Tennessee: SB 0366, introduced by Sen. Mae Beavers, also took up the issue of allegiance in the definition of “natural-born citizen,” and would have required both “an original long form birth certificate that includes the date and place of birth, the names of the hospital and the attending physician and signatures of the witnesses in attendance” and “a sworn statement attesting that the candidate has not held dual or multiple citizenship and that the candidate’s allegiance is solely to the United States.”
SB 0366 was referred to committee on Feb. 10, and has remained dormant since.
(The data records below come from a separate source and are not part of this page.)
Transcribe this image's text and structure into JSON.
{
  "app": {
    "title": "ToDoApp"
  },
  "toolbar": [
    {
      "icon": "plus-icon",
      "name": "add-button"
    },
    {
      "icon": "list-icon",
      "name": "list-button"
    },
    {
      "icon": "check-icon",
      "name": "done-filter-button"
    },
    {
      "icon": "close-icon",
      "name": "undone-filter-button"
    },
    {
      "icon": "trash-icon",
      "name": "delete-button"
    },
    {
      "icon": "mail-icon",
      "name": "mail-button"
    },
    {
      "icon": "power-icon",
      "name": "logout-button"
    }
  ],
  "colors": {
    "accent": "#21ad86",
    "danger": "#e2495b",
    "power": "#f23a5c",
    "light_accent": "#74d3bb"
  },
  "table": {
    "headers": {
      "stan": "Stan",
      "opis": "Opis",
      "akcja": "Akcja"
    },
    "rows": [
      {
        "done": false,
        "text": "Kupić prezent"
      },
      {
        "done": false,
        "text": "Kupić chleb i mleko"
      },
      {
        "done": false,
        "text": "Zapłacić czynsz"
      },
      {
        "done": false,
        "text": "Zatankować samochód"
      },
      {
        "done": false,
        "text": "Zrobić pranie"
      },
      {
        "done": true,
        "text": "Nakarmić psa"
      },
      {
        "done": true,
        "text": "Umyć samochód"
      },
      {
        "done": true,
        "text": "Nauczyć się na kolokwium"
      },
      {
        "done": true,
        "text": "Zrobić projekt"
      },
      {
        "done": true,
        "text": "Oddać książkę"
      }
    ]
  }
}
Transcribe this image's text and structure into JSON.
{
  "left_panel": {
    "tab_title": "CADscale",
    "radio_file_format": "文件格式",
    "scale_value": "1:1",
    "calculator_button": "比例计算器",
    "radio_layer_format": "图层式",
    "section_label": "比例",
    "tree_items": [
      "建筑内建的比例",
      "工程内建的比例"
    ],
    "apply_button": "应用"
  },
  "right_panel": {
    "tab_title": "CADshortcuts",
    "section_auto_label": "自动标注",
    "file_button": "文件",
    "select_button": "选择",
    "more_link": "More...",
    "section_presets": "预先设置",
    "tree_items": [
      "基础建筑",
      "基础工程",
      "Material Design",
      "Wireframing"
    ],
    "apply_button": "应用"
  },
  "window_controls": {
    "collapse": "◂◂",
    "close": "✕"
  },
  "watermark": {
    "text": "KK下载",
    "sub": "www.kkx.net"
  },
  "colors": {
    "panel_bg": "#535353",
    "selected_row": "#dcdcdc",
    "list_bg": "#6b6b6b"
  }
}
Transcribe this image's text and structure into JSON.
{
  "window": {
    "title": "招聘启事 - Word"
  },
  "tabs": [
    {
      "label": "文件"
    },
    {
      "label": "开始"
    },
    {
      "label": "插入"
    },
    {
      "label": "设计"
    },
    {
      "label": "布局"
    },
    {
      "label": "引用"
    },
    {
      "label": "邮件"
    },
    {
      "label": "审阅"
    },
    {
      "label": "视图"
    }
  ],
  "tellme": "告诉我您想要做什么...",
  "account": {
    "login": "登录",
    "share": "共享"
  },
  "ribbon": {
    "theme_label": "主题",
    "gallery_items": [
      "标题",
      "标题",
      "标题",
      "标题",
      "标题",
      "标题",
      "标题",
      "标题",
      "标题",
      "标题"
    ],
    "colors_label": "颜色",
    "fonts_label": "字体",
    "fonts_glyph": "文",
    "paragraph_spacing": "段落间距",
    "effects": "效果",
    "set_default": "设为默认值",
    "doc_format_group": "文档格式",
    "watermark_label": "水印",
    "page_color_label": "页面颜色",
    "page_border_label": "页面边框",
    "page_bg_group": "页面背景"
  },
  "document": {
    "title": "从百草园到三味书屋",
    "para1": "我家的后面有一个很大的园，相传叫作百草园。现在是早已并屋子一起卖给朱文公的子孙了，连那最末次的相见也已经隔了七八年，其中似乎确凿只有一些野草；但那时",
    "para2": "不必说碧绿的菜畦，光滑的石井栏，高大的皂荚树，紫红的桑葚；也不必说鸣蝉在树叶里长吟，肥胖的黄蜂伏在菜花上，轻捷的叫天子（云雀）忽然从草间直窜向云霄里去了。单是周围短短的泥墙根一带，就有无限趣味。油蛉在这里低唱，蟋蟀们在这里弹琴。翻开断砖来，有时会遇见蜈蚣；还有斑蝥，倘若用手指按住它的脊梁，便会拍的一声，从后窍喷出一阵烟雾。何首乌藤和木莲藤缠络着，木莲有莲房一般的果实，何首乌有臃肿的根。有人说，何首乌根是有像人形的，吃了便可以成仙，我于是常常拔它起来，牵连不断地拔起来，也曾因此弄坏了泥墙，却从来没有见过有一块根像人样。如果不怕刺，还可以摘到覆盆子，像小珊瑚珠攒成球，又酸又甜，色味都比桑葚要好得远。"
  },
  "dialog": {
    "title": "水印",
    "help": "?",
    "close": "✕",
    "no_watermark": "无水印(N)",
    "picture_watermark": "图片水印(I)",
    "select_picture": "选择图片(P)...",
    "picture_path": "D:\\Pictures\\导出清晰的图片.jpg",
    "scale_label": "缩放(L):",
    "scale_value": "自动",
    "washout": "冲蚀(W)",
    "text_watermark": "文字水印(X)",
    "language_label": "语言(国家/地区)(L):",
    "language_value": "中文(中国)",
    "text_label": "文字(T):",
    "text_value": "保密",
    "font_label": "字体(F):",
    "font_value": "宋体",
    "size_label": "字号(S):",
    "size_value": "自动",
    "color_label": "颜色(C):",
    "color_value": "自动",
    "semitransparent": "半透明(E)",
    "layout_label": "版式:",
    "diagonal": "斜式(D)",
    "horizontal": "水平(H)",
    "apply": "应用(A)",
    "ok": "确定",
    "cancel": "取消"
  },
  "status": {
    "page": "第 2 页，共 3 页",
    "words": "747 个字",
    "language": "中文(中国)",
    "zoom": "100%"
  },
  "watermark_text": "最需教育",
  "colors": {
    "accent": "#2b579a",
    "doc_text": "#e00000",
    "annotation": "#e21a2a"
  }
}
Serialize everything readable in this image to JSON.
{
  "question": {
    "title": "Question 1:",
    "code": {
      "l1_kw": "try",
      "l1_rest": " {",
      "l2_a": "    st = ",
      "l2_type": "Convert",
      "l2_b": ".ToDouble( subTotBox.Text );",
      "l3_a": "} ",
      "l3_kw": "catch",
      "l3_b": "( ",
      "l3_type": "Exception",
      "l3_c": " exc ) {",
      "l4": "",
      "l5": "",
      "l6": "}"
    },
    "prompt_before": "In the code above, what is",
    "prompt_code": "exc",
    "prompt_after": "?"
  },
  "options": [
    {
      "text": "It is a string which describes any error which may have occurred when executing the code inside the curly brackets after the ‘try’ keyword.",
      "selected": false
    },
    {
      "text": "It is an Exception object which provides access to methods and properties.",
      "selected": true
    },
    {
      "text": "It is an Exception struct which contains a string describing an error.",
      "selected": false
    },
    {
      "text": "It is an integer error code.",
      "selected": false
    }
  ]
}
Texas: HB 295, proposed by Rep. Leo Berman, would have added to the state election code the provision: “The secretary of state may not certify the name of a candidate for president or vice-president unless the candidate has presented the candidate’s original birth certificate indicating that the person is a natural-born United States citizen.”
It includes an effective date of Sept. 1, 2011, in time for 2012 presidential campaigning.
Berman told WND he’s seen neither evidence nor indication that Obama qualifies under the Constitution’s requirement that a president be a “natural-born citizen.”
“If the federal government is not going to vet these people, like they vetted John McCain, we’ll do it in our state,” he said.
HB 295 was stuck in committee.
There also was, in Washington, D.C., U.S. Rep. Bill Posey’s bill H.R. 1503, which stated:
“To amend the Federal Election Campaign Act of 1971 to require the principal campaign committee of a candidate for election to the office of President to include with the committee’s statement of organization a copy of the candidate’s birth certificate, together with such other documentation as may be necessary to establish that the candidate meets the qualifications for eligibility to the Office of President under the Constitution.”
The bill also provided:
“Congress finds that under … the Constitution of the United States, in order to be eligible to serve as President, an individual must be a natural-born citizen of the United States who has attained the age of 35 years and has been a resident within the United States for at least 14 years.”
Though it had more than a dozen sponsors, Posey’s bill died at the end of the Congress.